Exercise >> Nothing in the records below should be altered in the copy, although the pictures must be left out.

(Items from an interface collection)
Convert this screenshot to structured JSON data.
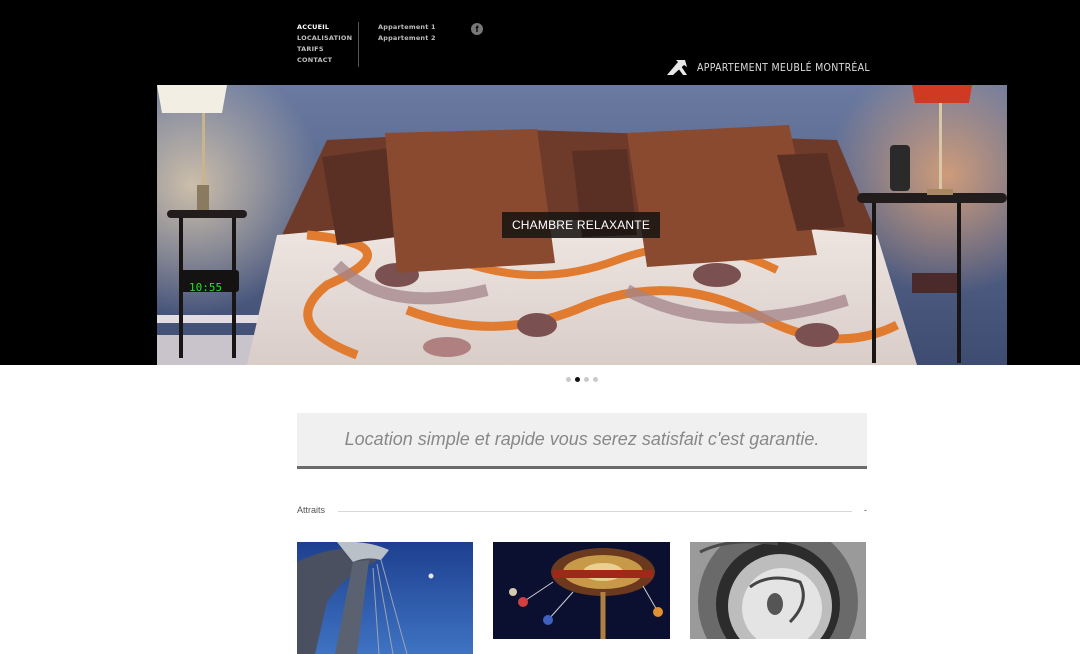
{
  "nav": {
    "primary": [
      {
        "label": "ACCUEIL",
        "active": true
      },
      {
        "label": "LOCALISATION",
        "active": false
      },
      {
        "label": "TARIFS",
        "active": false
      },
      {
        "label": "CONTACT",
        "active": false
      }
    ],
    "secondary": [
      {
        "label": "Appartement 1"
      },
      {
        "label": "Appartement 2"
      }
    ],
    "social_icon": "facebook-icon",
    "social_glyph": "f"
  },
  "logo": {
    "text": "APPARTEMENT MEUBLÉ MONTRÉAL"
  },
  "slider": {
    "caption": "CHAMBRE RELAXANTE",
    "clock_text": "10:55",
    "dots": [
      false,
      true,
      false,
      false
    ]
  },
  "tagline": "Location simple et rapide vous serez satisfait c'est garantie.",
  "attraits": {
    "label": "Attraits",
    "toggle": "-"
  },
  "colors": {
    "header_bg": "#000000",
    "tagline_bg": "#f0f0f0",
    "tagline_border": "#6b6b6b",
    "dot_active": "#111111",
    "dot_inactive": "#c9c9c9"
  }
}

Result for this task >>
Convert this screenshot to structured JSON data.
{
  "nav": {
    "primary": [
      {
        "label": "ACCUEIL",
        "active": true
      },
      {
        "label": "LOCALISATION",
        "active": false
      },
      {
        "label": "TARIFS",
        "active": false
      },
      {
        "label": "CONTACT",
        "active": false
      }
    ],
    "secondary": [
      {
        "label": "Appartement 1"
      },
      {
        "label": "Appartement 2"
      }
    ],
    "social_icon": "facebook-icon",
    "social_glyph": "f"
  },
  "logo": {
    "text": "APPARTEMENT MEUBLÉ MONTRÉAL"
  },
  "slider": {
    "caption": "CHAMBRE RELAXANTE",
    "clock_text": "10:55",
    "dots": [
      false,
      true,
      false,
      false
    ]
  },
  "tagline": "Location simple et rapide vous serez satisfait c'est garantie.",
  "attraits": {
    "label": "Attraits",
    "toggle": "-"
  },
  "colors": {
    "header_bg": "#000000",
    "tagline_bg": "#f0f0f0",
    "tagline_border": "#6b6b6b",
    "dot_active": "#111111",
    "dot_inactive": "#c9c9c9"
  }
}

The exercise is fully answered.